Hate speech review must not reintroduce blasphemy by another name
The United Nations Special Rapporteur on Freedom of Expression, David Kaye, has told the UN General Assembly that there is no ‘heckler’s veto’ in international human rights law. His Report gives conclusions and recommendations for how States and Companies should approach online hate speech. Some of his key points are:
- Offline human rights protections must also apply to online speech. There should be no special category of online hate speech for which the penalties are higher than offline.
- Human Rights law protects individuals and their right to freedom of expression and opinion. Human Rights law does not protect ideas or beliefs from ridicule, abuse, criticism or other ‘attacks’ seen as offensive. Prohibitions of displays of lack of respect for a religion or other belief systems are incompatible with human rights and in particular the right to freedom of expression.
- A person advocating a minority or even offensive interpretation of a religious tenet or historical event is not to be silenced. This type of expression is to be protected by the State even if the State disagrees with or is offended by the expression.
- Restrictions on the right to freedom of expression must be exceptional, and it is the State that bears the burden of demonstrating their compatibility with human rights law.
As part of reviewing the legislation on hate speech, the Department of Justice and Equality is consulting the public about how Ireland’s law in this area can be improved. The consultation is part of the review of the Prohibition of Incitement to Hatred Act 1989.
A year after the people of Ireland voted to remove the offence of blasphemy from our Constitution, the Minister for Justice & Equality, Charlie Flanagan, must ensure that the review does not reintroduce blasphemy by another name.
Any change to our law on hate speech should protect people not beliefs, should ensure the compatibility of human rights such as freedom of conscience, religion and belief with the right to freedom of expression.
In a world of rising calls for limits on ‘hate speech,’ international human rights law provides standards to govern State and company approaches to online expression. The United Nations Special rapporteur’s report explains how those standards provide a framework for governments considering regulatory options and companies determining how to respect human rights online.

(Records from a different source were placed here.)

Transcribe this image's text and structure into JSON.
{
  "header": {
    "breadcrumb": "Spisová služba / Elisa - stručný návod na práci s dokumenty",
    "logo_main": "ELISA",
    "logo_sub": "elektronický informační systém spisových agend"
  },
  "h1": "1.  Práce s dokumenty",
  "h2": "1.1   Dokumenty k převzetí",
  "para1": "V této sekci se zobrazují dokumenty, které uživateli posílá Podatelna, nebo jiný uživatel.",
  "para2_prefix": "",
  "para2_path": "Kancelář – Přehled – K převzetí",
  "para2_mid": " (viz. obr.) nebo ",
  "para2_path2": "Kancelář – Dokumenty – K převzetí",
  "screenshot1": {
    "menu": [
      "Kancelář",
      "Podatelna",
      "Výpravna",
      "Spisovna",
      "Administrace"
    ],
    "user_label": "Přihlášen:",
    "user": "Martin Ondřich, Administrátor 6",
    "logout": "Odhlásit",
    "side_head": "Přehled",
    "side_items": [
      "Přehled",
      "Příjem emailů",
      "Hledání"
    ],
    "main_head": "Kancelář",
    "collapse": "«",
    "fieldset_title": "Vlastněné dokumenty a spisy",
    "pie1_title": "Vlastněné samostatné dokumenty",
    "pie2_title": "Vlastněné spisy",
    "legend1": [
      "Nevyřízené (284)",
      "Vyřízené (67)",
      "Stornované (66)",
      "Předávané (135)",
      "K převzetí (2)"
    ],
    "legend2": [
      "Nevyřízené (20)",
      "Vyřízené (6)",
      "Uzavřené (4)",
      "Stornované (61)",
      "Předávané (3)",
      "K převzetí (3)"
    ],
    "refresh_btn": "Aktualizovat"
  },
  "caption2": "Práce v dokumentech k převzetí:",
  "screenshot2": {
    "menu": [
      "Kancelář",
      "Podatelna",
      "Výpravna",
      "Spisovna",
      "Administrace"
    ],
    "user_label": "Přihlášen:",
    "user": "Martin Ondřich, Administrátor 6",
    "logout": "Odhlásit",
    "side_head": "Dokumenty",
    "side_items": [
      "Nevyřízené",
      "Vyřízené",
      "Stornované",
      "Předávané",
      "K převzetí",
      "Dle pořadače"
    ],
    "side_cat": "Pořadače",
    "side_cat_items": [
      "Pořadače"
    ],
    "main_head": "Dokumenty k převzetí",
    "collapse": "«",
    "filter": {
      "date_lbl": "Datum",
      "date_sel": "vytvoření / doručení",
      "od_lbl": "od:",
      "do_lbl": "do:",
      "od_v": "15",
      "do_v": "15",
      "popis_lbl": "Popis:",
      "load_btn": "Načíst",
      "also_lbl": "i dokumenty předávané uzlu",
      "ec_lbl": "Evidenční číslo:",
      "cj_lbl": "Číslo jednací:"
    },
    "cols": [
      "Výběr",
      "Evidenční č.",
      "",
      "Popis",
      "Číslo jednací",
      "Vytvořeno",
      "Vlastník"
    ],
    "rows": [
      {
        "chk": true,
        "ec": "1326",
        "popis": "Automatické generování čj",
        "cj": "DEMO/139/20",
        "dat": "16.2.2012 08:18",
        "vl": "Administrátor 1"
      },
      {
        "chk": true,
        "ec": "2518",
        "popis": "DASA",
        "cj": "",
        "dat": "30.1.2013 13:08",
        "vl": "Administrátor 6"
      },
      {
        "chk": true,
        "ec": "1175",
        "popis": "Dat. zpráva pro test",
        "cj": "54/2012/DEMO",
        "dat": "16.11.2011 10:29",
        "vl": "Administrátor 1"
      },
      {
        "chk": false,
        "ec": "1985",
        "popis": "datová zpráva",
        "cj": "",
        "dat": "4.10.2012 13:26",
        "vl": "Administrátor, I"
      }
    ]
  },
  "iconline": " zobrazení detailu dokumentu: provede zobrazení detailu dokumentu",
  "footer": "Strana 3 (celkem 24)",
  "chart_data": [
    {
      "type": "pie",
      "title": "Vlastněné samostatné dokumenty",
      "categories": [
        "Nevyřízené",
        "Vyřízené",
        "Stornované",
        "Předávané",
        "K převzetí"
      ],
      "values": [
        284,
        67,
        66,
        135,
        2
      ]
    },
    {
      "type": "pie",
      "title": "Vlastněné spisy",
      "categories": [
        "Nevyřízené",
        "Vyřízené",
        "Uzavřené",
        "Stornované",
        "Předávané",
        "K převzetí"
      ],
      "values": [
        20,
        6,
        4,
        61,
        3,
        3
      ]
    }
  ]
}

The report begins with an introduction to the international legal framework, focusing on UN treaties and the leading interpretations of provisions related to what is colloquially called ‘hate speech’. It then highlights key State obligations and addresses how company content moderation may respect the human rights of users and the public.
The report concludes with recommendations for States and companies. The recommendation section begins:

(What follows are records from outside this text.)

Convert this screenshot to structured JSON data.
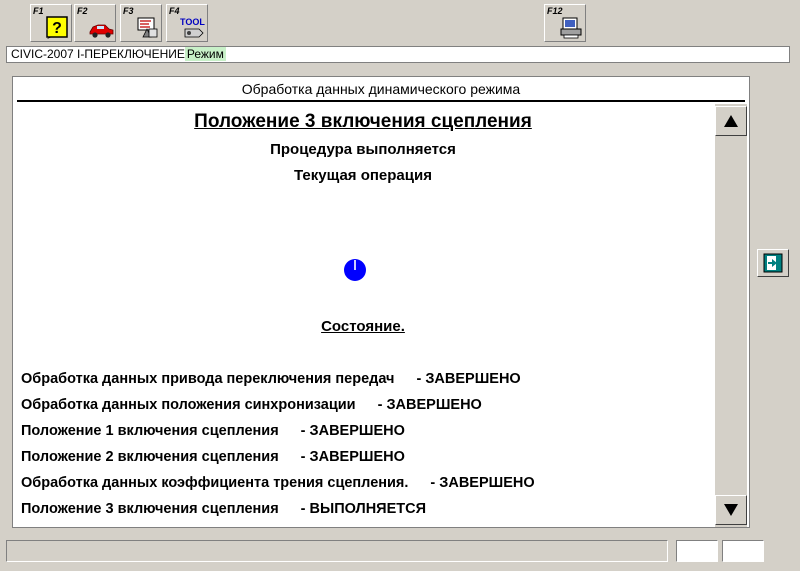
{
  "toolbar": {
    "keys": [
      {
        "label": "F1",
        "icon": "help-icon"
      },
      {
        "label": "F2",
        "icon": "car-icon"
      },
      {
        "label": "F3",
        "icon": "data-icon"
      },
      {
        "label": "F4",
        "icon": "tool-icon"
      },
      {
        "label": "F12",
        "icon": "print-icon"
      }
    ],
    "f4_icon_text": "TOOL"
  },
  "modebar": {
    "model": "CIVIC-2007 I-ПЕРЕКЛЮЧЕНИЕ",
    "mode": "Режим"
  },
  "panel": {
    "title": "Обработка данных динамического режима",
    "heading": "Положение 3 включения сцепления",
    "procedure": "Процедура выполняется",
    "current_op": "Текущая операция",
    "state_label": "Состояние.",
    "rows": [
      {
        "name": "Обработка данных привода переключения передач",
        "status": "-  ЗАВЕРШЕНО"
      },
      {
        "name": "Обработка данных положения синхронизации",
        "status": "-  ЗАВЕРШЕНО"
      },
      {
        "name": "Положение 1 включения сцепления",
        "status": "-  ЗАВЕРШЕНО"
      },
      {
        "name": "Положение 2 включения сцепления",
        "status": "-  ЗАВЕРШЕНО"
      },
      {
        "name": "Обработка данных коэффициента трения сцепления.",
        "status": "-  ЗАВЕРШЕНО"
      },
      {
        "name": "Положение 3 включения сцепления",
        "status": "-  ВЫПОЛНЯЕТСЯ"
      }
    ]
  },
  "colors": {
    "spinner": "#0000ff",
    "mode_bg": "#c8f0c8",
    "exit_icon": "#008080"
  }
}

“International human rights law should be understood as a critical framework for the protection and respect of human rights when combatting hateful, offensive, dangerous or disfavoured speech. Online ‘hate speech’, the broad category of expression described in this report, can result in deleterious outcomes.
When the phrase is abused, it can provide ill-intentioned States with a tool to punish and restrict speech that is entirely legitimate and even necessary in rights-respecting societies.
But some kinds of expression can cause real harm. It can intimidate vulnerable communities into silence, particularly when it involves advocacy of hatred that constitutes incitement to hostility, discrimination, or violence. Left unchecked and viral, it can create an environment that undermines public debate and can harm even those who are not users of the subject platform.
It is thus important that States and companies address the problems of hate speech with a determination to protect those at risk of being silenced and to promote open and rigorous debate on even the most sensitive issues in the public interest.”